If a line in the entries contains the string "title", include that line in your answer.
Records provided Block Start
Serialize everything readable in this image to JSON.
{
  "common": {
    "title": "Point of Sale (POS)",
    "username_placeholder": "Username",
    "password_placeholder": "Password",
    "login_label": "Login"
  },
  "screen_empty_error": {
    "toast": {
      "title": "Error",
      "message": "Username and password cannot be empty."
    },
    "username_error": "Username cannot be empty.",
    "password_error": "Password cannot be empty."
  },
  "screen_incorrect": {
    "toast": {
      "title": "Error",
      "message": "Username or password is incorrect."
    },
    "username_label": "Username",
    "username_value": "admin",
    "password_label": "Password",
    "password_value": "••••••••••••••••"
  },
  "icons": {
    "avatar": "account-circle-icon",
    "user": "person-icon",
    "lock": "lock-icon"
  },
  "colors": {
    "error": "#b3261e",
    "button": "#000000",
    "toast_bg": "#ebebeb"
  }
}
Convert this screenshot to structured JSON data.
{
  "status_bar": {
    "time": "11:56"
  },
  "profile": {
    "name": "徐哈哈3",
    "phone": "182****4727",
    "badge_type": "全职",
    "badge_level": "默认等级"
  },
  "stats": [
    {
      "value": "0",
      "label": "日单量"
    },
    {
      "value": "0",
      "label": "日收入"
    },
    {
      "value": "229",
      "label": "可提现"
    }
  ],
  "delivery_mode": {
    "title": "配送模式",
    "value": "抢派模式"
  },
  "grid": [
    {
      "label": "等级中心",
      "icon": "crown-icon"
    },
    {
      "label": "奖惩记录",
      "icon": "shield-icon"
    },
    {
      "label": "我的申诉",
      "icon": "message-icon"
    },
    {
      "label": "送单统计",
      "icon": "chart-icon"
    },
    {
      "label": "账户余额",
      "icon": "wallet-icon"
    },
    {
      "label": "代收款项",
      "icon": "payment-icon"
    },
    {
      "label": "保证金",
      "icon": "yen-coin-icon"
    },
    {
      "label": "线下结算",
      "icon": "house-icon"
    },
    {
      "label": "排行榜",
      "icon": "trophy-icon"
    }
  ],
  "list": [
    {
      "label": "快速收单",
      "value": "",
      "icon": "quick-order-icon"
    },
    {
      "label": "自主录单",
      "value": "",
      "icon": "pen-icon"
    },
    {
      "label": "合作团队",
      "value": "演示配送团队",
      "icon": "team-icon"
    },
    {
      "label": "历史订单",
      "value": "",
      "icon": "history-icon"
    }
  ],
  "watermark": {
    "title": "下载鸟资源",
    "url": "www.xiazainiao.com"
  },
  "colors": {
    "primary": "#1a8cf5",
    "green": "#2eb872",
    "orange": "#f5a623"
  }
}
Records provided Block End
Solution for this task:
    "title": "Point of Sale (POS)",
      "title": "Error",
      "title": "Error",
    "title": "配送模式",
    "title": "下载鸟资源",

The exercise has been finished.